The cello is a big and tactile instrument, which makes it ideal for observing technique, both in performance and in composition. The following weekend I was at the Old Dentist in Clapton, taking in the venue’s traditional BYO over the fire in the backyard before crouching in the cramped front room of the stripped terrace house to hear Judith Hamann playing solo again. This was a more focused set than the one I remember from Cafe Oto a while back: a pulse that slowly contracted and expanded, in feeling if not in tempo, as Hamann concentrated on drawing harmonic overtones from her instrument, from the endpin working up to the strings. There was no obvious systematic process at work here, nor anything reductionist or extreme to coax the listener’s attention to a different state: while setting up, she decided to go without any amplification. The cello became a sounding vessel, speaking in its own language of resonant vibrations.

Last Tuesday was the start of 10th season of Kammer Klang at Oto, with co-founder Lucy Railton performing Phill Niblock’s Harm on his 84th birthday. It was a kind of inversion of Hamann’s performance – “It’s loud,” Railton warned the punters, “and dense.” Here the overtones played the instrument, a wall of complex, pulsating colours that shimmered and darkened in ways beyond the solo performer’s full comprehension. In the midst of all this, Railton’s bowing alternately merged and fought with the backing layers of cello (previously recorded by Arne Deforce), a thin streak of oil over churning waters. After repeated tangential brushes with Niblock’s music played live, and hearing the man himself with laptop last month, I think I finally got the true live Niblock experience.

In amongst all this I got invited to the launch of All That Dust, a new record label started by London-based new music performers and producers Newton Armstrong, Juliet Fraser and Mark Knoop. We were treated to live performances of excerpts from two of the new releases – cellist Séverine Ballon, and percussionist Håkon Stene playing part of Matthew Shlomowitz’s Popular Contexts 8 – as well as Knoop playing a piano piece by Tim Parkinson, part of a collection sheduled for next year.

I want to get around to all the current releases (three on CD, two download-only) in time. Séverine Ballon’s live set, and her CD inconnaisance, exclusively deals with her own compositions for solo cello. Having long been a skilled interpreter of other people’s music, she has spent the last couple of years developing a set of her own pieces.
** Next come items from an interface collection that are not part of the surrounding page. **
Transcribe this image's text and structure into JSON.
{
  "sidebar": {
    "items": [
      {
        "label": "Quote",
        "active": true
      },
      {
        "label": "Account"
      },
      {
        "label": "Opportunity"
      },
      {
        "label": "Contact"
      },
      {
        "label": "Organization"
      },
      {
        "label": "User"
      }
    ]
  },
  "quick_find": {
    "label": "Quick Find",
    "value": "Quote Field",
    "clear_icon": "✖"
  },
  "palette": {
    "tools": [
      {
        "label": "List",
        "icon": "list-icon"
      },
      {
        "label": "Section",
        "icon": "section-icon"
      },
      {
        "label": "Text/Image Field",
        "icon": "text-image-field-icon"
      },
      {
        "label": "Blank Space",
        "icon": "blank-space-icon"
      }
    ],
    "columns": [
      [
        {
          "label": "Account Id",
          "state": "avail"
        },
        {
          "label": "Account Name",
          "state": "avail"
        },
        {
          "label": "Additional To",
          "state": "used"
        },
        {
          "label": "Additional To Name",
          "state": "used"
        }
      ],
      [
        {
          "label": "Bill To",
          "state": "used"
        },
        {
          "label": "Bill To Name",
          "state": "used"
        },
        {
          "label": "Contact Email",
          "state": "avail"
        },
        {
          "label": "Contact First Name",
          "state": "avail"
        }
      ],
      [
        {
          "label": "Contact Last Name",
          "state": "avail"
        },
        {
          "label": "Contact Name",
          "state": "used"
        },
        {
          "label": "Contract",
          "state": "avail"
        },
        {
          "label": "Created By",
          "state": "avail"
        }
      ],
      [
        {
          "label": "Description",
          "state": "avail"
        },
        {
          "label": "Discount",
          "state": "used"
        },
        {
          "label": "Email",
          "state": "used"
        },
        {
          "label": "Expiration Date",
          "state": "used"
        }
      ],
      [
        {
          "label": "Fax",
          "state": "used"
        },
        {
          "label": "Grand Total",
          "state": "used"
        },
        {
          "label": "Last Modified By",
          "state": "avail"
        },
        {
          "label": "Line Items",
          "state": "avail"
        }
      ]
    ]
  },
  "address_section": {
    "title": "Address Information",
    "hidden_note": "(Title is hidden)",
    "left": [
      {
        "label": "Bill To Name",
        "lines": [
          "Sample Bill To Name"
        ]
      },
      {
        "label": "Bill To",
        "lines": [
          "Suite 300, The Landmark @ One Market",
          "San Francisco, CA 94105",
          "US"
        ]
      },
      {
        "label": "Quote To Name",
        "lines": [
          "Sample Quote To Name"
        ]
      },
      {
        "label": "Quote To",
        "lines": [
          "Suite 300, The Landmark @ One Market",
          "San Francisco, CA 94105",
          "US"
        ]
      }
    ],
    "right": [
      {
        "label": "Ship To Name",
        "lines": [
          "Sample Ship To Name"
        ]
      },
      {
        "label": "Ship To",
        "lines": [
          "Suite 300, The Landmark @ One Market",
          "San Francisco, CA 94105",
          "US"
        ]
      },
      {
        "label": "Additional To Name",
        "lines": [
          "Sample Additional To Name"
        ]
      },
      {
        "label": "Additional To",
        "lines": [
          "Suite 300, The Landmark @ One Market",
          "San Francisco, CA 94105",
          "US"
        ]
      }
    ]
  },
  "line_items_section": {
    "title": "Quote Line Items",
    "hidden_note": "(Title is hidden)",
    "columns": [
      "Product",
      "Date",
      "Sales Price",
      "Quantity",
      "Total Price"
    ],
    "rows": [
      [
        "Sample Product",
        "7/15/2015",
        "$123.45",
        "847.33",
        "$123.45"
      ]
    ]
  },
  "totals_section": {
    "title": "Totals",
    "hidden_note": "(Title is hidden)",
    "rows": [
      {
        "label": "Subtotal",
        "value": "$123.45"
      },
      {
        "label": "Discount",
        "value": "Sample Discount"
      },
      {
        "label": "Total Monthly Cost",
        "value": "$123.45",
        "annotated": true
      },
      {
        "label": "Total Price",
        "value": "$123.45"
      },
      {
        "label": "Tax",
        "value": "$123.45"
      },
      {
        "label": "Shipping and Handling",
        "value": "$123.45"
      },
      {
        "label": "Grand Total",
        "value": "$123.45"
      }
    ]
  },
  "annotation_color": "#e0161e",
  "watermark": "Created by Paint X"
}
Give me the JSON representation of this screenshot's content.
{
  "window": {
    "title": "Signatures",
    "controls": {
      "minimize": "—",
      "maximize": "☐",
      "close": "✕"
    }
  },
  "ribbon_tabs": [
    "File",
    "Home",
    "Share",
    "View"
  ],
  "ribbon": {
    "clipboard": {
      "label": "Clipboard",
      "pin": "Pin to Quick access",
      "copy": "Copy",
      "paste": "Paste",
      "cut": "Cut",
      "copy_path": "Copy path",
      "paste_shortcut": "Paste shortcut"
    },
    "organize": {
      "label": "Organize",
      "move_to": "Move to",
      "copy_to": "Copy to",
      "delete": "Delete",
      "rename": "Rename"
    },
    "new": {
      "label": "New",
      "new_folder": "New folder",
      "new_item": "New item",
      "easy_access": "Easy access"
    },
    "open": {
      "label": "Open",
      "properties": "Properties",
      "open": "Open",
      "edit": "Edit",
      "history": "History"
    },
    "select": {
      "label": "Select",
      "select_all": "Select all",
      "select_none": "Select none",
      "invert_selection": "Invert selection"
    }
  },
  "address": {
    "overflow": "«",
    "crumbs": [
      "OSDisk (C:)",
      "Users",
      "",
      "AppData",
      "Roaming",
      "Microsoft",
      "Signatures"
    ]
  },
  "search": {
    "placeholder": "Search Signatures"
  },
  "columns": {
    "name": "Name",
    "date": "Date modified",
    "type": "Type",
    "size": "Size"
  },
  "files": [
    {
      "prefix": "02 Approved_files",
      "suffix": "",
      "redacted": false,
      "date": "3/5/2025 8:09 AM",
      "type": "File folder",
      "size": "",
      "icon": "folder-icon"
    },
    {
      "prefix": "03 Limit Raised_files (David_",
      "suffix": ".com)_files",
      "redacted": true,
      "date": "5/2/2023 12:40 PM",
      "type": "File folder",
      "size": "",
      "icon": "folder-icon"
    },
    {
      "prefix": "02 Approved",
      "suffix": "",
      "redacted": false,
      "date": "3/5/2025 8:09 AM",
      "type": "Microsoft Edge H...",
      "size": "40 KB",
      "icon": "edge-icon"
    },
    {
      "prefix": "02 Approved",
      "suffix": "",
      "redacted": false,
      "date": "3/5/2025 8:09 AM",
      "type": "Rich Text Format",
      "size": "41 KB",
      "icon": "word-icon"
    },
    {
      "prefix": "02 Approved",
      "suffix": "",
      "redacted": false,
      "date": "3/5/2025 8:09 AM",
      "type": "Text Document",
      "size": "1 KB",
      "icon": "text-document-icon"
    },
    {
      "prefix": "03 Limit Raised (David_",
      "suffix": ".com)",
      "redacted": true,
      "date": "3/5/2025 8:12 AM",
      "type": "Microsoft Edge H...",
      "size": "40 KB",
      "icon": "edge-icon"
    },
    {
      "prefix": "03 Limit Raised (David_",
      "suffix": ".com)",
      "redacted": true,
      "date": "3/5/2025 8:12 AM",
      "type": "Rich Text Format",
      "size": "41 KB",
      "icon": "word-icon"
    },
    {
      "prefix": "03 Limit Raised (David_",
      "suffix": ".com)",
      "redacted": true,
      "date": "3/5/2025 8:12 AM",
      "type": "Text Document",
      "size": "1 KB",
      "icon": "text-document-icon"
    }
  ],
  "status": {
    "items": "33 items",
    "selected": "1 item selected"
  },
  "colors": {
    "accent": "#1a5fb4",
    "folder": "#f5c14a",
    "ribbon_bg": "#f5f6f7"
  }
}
Witnessed live, you could appreciate the thoughtful placement of sounds paired with the care taken in touch and intonation. There are extended techniques appearing throughout, but used in unobstrusive ways that keep the focus on the sound: pedal tones, bowing behind the bridge, some of the more esoteric harmonics. Colouration from different bowing techniques are foregrounded. As might be expected, the music’s composition is clearly rooted in performance but is much more than a working through of a cellist’s favoured processes, as can so often be the case. The set of tracks on the CD can be heard individually yet clearly work as a suite, with each section presenting a distinct style and soundworld rather than an excerise in a given technique. On disc, the sound is beautifully captured, evoking the same experience of hearing it live at close range.

There’s confidence behind Ballon’s musical thinking, both in execution and in conception. At times, she lets the sound slip away to almost nothing without ever losing its presence, letting details recede and emerge, with contrasts in dynamics and activity that always feel natural. It all makes for a solid musical experience when heard alone, or even in ignorance of the skill required to make it.